» **HOW TO COMPLETE THIS TASK**
In the data below, find each line that contains the word "terms" and copy it.

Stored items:
_ _ _ _ _ _ _

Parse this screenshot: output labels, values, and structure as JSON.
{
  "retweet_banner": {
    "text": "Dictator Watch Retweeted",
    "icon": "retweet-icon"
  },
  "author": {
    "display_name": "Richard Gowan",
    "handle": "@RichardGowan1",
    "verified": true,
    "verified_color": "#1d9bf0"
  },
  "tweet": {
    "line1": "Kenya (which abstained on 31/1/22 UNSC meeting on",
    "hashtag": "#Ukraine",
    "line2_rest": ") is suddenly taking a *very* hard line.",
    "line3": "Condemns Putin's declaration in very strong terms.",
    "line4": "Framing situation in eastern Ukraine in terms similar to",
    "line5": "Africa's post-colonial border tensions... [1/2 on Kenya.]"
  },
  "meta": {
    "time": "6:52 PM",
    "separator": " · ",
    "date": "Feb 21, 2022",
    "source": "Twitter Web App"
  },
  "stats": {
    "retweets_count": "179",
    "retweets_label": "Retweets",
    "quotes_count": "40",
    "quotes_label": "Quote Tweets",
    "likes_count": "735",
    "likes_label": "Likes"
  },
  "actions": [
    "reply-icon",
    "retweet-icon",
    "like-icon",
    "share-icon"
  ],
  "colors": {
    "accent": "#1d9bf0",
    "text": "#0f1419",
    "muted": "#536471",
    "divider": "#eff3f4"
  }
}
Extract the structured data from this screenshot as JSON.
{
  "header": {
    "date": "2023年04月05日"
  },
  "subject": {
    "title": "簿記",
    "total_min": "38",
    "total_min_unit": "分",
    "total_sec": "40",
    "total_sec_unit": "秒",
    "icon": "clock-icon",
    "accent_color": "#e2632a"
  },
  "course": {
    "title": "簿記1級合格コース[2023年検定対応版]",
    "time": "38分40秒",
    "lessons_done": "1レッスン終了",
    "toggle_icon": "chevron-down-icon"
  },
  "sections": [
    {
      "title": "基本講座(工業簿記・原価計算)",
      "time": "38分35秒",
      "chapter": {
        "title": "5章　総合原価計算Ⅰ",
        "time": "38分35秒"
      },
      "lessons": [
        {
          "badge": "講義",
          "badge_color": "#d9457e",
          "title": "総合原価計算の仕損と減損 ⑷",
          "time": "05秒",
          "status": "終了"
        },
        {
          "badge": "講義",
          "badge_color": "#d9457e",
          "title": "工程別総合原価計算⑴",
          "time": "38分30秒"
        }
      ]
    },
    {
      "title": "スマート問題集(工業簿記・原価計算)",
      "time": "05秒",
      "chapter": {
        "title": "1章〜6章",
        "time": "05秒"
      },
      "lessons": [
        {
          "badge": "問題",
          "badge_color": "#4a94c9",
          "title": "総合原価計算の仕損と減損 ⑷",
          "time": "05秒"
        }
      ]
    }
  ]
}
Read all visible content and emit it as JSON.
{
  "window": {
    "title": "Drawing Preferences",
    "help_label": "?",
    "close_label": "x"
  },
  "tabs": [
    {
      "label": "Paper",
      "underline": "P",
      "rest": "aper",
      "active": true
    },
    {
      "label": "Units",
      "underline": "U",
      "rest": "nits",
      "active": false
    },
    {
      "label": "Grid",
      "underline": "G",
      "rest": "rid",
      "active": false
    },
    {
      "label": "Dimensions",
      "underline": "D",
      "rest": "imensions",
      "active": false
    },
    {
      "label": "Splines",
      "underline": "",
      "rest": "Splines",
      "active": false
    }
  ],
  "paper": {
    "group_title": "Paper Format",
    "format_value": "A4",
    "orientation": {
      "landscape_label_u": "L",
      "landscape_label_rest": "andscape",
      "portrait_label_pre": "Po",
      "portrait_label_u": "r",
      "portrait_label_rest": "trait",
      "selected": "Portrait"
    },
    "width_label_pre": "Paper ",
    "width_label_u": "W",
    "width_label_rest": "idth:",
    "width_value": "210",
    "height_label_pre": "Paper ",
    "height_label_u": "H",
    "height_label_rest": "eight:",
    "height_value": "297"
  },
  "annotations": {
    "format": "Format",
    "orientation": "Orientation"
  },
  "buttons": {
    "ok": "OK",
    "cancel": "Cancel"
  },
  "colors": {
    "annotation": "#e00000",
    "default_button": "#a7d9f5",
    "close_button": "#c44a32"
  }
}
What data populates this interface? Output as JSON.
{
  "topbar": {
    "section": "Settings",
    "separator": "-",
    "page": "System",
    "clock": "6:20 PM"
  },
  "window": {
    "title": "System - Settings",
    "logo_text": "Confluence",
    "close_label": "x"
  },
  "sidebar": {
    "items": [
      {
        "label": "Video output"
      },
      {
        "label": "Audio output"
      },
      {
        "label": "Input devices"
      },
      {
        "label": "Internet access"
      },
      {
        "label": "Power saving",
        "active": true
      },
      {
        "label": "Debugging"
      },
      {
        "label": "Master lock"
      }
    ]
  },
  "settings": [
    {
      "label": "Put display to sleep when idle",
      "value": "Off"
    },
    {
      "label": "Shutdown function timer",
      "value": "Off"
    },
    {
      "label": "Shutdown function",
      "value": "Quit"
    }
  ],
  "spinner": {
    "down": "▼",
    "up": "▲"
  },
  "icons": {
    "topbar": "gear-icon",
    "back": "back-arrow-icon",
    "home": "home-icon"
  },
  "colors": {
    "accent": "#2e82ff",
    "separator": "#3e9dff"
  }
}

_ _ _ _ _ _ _

» **EXERCISE RESULT**
    "line3": "Condemns Putin's declaration in very strong terms.",
    "line4": "Framing situation in eastern Ukraine in terms similar to",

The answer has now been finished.